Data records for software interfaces
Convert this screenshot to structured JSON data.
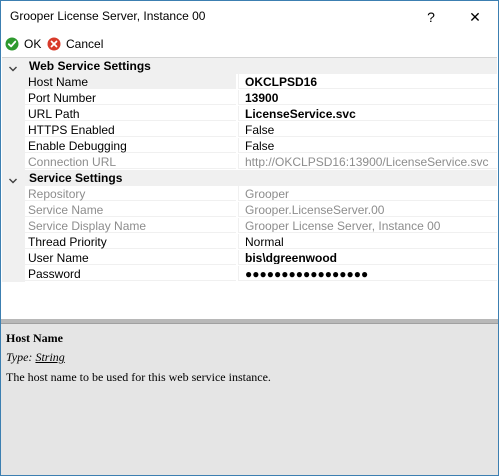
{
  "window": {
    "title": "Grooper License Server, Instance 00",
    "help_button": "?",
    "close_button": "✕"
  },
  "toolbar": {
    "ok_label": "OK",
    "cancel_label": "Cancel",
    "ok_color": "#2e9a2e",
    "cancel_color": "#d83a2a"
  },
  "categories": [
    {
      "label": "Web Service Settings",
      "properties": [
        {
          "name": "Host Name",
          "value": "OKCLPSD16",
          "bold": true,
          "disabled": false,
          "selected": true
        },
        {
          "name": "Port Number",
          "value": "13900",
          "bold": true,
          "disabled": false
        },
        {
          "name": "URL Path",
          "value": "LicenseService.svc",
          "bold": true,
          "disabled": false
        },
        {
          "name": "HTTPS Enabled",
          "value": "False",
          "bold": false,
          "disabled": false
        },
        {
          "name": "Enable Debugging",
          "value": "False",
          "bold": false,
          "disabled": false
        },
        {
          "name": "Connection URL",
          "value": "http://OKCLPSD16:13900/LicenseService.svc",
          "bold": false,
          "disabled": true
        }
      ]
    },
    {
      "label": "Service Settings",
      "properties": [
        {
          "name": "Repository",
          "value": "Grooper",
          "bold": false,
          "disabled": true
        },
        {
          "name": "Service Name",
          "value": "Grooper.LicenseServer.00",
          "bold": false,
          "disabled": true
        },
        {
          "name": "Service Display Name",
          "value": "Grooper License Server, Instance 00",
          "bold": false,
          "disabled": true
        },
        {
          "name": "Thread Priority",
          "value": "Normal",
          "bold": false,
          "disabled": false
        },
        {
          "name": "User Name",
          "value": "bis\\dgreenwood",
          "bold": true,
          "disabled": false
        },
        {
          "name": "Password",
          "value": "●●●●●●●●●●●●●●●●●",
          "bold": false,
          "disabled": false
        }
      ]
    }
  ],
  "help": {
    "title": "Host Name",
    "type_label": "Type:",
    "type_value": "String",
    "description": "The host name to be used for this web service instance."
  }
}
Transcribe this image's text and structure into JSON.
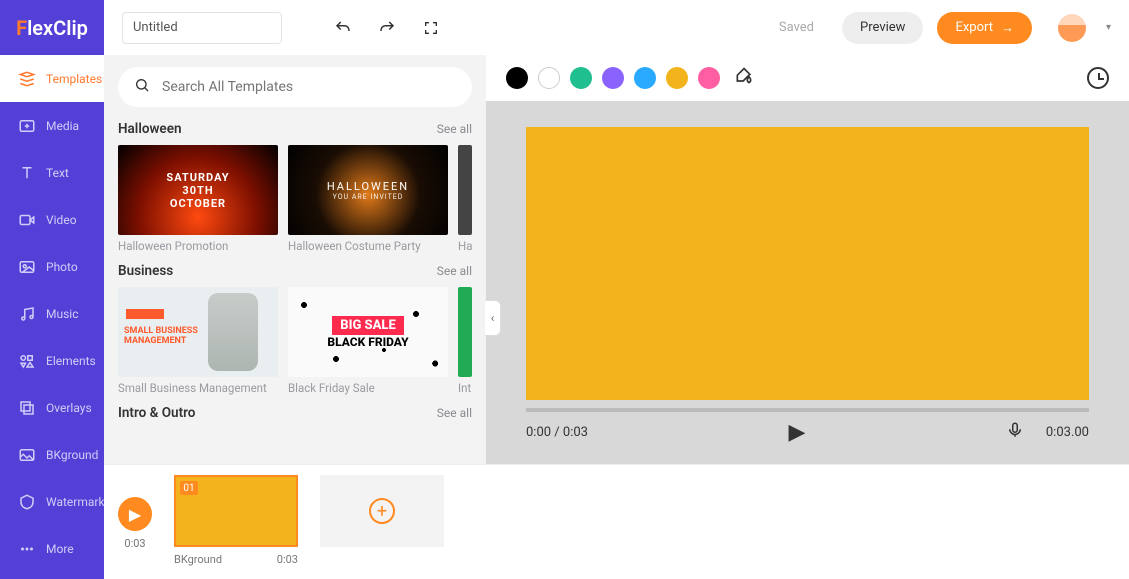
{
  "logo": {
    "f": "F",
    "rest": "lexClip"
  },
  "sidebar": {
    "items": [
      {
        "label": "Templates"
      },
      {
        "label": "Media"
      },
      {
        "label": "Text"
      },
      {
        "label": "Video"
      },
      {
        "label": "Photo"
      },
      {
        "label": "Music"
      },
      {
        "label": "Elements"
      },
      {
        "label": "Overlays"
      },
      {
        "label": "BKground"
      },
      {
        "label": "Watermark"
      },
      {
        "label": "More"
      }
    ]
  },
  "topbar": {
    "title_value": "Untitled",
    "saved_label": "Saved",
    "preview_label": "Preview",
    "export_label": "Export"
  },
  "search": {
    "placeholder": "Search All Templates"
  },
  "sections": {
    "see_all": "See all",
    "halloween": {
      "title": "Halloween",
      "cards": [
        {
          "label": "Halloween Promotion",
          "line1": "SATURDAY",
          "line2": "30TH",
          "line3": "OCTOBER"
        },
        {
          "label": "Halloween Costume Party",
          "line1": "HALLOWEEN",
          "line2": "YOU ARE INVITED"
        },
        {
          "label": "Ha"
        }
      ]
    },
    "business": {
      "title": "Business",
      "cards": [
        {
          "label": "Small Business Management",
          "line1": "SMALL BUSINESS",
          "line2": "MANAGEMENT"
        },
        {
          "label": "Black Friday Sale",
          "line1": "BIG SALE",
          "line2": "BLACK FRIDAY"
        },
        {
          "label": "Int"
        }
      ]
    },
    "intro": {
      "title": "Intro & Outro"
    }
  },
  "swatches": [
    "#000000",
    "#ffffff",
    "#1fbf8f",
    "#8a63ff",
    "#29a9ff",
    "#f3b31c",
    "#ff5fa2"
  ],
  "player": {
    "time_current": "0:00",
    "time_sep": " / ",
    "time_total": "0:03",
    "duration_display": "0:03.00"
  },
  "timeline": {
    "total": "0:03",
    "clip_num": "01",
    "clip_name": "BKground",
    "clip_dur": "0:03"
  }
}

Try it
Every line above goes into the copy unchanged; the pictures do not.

Result of this exercise
Convert this screenshot to structured JSON data.
{
  "window": {
    "title": "Grooper License Server, Instance 00",
    "help_button": "?",
    "close_button": "✕"
  },
  "toolbar": {
    "ok_label": "OK",
    "cancel_label": "Cancel",
    "ok_color": "#2e9a2e",
    "cancel_color": "#d83a2a"
  },
  "categories": [
    {
      "label": "Web Service Settings",
      "properties": [
        {
          "name": "Host Name",
          "value": "OKCLPSD16",
          "bold": true,
          "disabled": false,
          "selected": true
        },
        {
          "name": "Port Number",
          "value": "13900",
          "bold": true,
          "disabled": false
        },
        {
          "name": "URL Path",
          "value": "LicenseService.svc",
          "bold": true,
          "disabled": false
        },
        {
          "name": "HTTPS Enabled",
          "value": "False",
          "bold": false,
          "disabled": false
        },
        {
          "name": "Enable Debugging",
          "value": "False",
          "bold": false,
          "disabled": false
        },
        {
          "name": "Connection URL",
          "value": "http://OKCLPSD16:13900/LicenseService.svc",
          "bold": false,
          "disabled": true
        }
      ]
    },
    {
      "label": "Service Settings",
      "properties": [
        {
          "name": "Repository",
          "value": "Grooper",
          "bold": false,
          "disabled": true
        },
        {
          "name": "Service Name",
          "value": "Grooper.LicenseServer.00",
          "bold": false,
          "disabled": true
        },
        {
          "name": "Service Display Name",
          "value": "Grooper License Server, Instance 00",
          "bold": false,
          "disabled": true
        },
        {
          "name": "Thread Priority",
          "value": "Normal",
          "bold": false,
          "disabled": false
        },
        {
          "name": "User Name",
          "value": "bis\\dgreenwood",
          "bold": true,
          "disabled": false
        },
        {
          "name": "Password",
          "value": "●●●●●●●●●●●●●●●●●",
          "bold": false,
          "disabled": false
        }
      ]
    }
  ],
  "help": {
    "title": "Host Name",
    "type_label": "Type:",
    "type_value": "String",
    "description": "The host name to be used for this web service instance."
  }
}
Transcribe this image's text and structure into JSON.
{
  "logo": {
    "f": "F",
    "rest": "lexClip"
  },
  "sidebar": {
    "items": [
      {
        "label": "Templates"
      },
      {
        "label": "Media"
      },
      {
        "label": "Text"
      },
      {
        "label": "Video"
      },
      {
        "label": "Photo"
      },
      {
        "label": "Music"
      },
      {
        "label": "Elements"
      },
      {
        "label": "Overlays"
      },
      {
        "label": "BKground"
      },
      {
        "label": "Watermark"
      },
      {
        "label": "More"
      }
    ]
  },
  "topbar": {
    "title_value": "Untitled",
    "saved_label": "Saved",
    "preview_label": "Preview",
    "export_label": "Export"
  },
  "search": {
    "placeholder": "Search All Templates"
  },
  "sections": {
    "see_all": "See all",
    "halloween": {
      "title": "Halloween",
      "cards": [
        {
          "label": "Halloween Promotion",
          "line1": "SATURDAY",
          "line2": "30TH",
          "line3": "OCTOBER"
        },
        {
          "label": "Halloween Costume Party",
          "line1": "HALLOWEEN",
          "line2": "YOU ARE INVITED"
        },
        {
          "label": "Ha"
        }
      ]
    },
    "business": {
      "title": "Business",
      "cards": [
        {
          "label": "Small Business Management",
          "line1": "SMALL BUSINESS",
          "line2": "MANAGEMENT"
        },
        {
          "label": "Black Friday Sale",
          "line1": "BIG SALE",
          "line2": "BLACK FRIDAY"
        },
        {
          "label": "Int"
        }
      ]
    },
    "intro": {
      "title": "Intro & Outro"
    }
  },
  "swatches": [
    "#000000",
    "#ffffff",
    "#1fbf8f",
    "#8a63ff",
    "#29a9ff",
    "#f3b31c",
    "#ff5fa2"
  ],
  "player": {
    "time_current": "0:00",
    "time_sep": " / ",
    "time_total": "0:03",
    "duration_display": "0:03.00"
  },
  "timeline": {
    "total": "0:03",
    "clip_num": "01",
    "clip_name": "BKground",
    "clip_dur": "0:03"
  }
}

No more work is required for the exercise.